I love college football. Dallas Cowboys dominate Sunday’s in the fall. There is nothing more thrilling than the first weekend of the NCAA Tournament. When asked what my favorite sport is, my response is usually ‘what season is it?’
But there is just something a little extra special about Opening Day. No matter what age and what level of baseball, Opening Day always had a special feeling to it. In Little League it was the one game everyone was introduced and ran out on the baselines just like the pros. One year we had Milo Hamilton come out and speak to us on Opening Day.
High school and college baseball all get started in early February. Little League gets going sometime in March and Major League Baseball usually gets going that first week in April. Each celebrates the first day of the season.

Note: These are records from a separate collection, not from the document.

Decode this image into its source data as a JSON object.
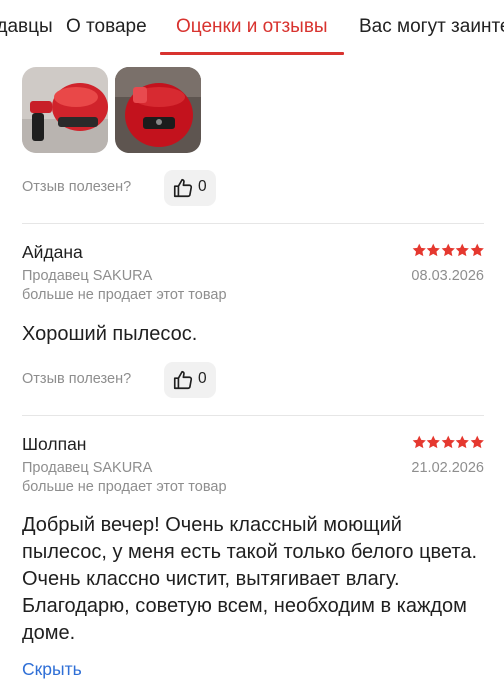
{
  "tabs": [
    {
      "label": "Продавцы"
    },
    {
      "label": "О товаре"
    },
    {
      "label": "Оценки и отзывы"
    },
    {
      "label": "Вас могут заинтересовать"
    }
  ],
  "accent_color": "#d8332f",
  "link_color": "#2f6fd6",
  "star_color": "#e5382f",
  "icons": [
    "like-thumb-icon",
    "star-icon"
  ],
  "prev_review": {
    "photos_count": 2,
    "helpful_label": "Отзыв полезен?",
    "like_count": "0"
  },
  "reviews": [
    {
      "author": "Айдана",
      "rating": 5,
      "date": "08.03.2026",
      "seller": "Продавец SAKURA",
      "seller_note": "больше не продает этот товар",
      "text": "Хороший пылесос.",
      "helpful_label": "Отзыв полезен?",
      "like_count": "0"
    },
    {
      "author": "Шолпан",
      "rating": 5,
      "date": "21.02.2026",
      "seller": "Продавец SAKURA",
      "seller_note": "больше не продает этот товар",
      "text": "Добрый вечер! Очень классный моющий пылесос, у меня есть такой только белого цвета. Очень классно чистит, вытягивает влагу. Благодарю, советую всем, необходим в каждом доме."
    }
  ],
  "hide_link": "Скрыть"
}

In college I made a point to get down to the Dome on Opening Day. If the Astros weren’t home, then I went to the home opener (we also always made it out a day or two later for magnetic calendar night -- very important). The tradition was always the same. It didn’t matter where I was sitting down for the first MLB game of the year, I always had a dog. Sometimes it was a “Dome Dog,” sometimes it was a dog cooked in my kitchen and for the last five years it has been a hot dog at “Fat Boys.”
For 14 years, opening day was also the start of what was to be another championship season for the Atlanta Braves. From 1992 to 2006, the Braves opened the season the same way, by unveiling the championship banner from the previous season. It became old hat. You started to take it for granted.
Opening day was always a great day for the Royals, Orioles, Pirates and Cubs fans, because there was the optimism. “Maybe this is going to be the year.” Opening Day for me was always me laughing at the experts who were predicting this was going to be the year a different team won the East. I knew they were going to be wrong. That was one of the joys of Opening Day. While most people’s season was going to be over by late July, I knew I was going to be rolling strong well into October.
The last few years have been a different story. Things have changed a bit in baseball and the Braves have not been part of the postseason. As a result, Opening Day didn’t have that same luster as in the past. There was no banner being hung at Turner Field. The question being asked now has been, are the Braves going to get back to the playoffs. As good as the Phillies (and Mets to an extent) have been, it was easy to see the answer was probably "no."
Monday however was a little different. No banner was being hung at Turner Field and the Phillies are pretty much considered the best team in the National League. So why did I feel an extra sense of excitement going into Monday? The Braves have had a good spring, but they usually do. No real big free agents came in during the offseason (Billy Wagner is a nice addition, but nothing to get overly excited about). Chipper is coming off a season where his batting average had dropped 100 points from the season before.
But I was really looking forward to the game against the Cubs. It didn’t take long to figure out why I was so excited. It was the arrival of Jason Heyward. He has been the story of the spring for the Braves. The can’t miss prospect who had played just 50 games above the Class A level. While I liked everything I had read about him, it was something that happened on August 7 of last year that had me excited about this season. I was at Joe Davis Stadium in Huntsville, Ala. watching my third AA game in three nights. The Mississippi Braves were in town and we were sitting behind home plate. I had a great view of an absolute mammoth shot by Heyward. He hit a ball that I think landed sometime last week. He was just 19 at the time, but you could tell he was going to be a special player.
Heyward isn’t the reason I was watching the Monday afternoon game. I would have been watching because it was Opening Day. Heyward might be the reason I left work at 2 p.m. on Monday to be home by 3 so I could watch the game on my TV sitting on my couch.
When the lineup was announced, I was a little upset when I saw he was hitting in the seven-hole. Unless the Braves had a good first inning I was going to have to wait until the second to see him make his Major League debut. Well the Braves did have a good first inning, and Heyward got that chance to hit in the first. I think because the Braves scored three in the opening frame before his at bat, was actually good for him. He didn’t have time to think about the moment. He just stepped in the box and on the third pitch took a hack.
I had the windows open in the house and I think I could hear the Turner Field crowd roar from 800 miles away. At the very least, I know my neighbors could hear me. Replays where you could hear the fans chanting “Let’s go Heyward” just moments before connecting on a three-run bomb, gave me chills. I wrote one time about “the noise.” A moment in a game that gets the crowd and atmosphere in general to create a noise that "might swim in your ear canals and rustle your soul and electrify your skin and maybe even prolong your life." This was one of those moments.
Yes, there are still 161 more games to go, and the Braves are probably an outside shot at making the playoffs. But this season already seems to have a little more energy, a little more life. I am not going to go Cub fan on you and say that this is our year, but if the rest of the team can feed off the youthful exuberance of a 20-year old in the clubhouse who performed like a seasoned vet on opening day … maybe.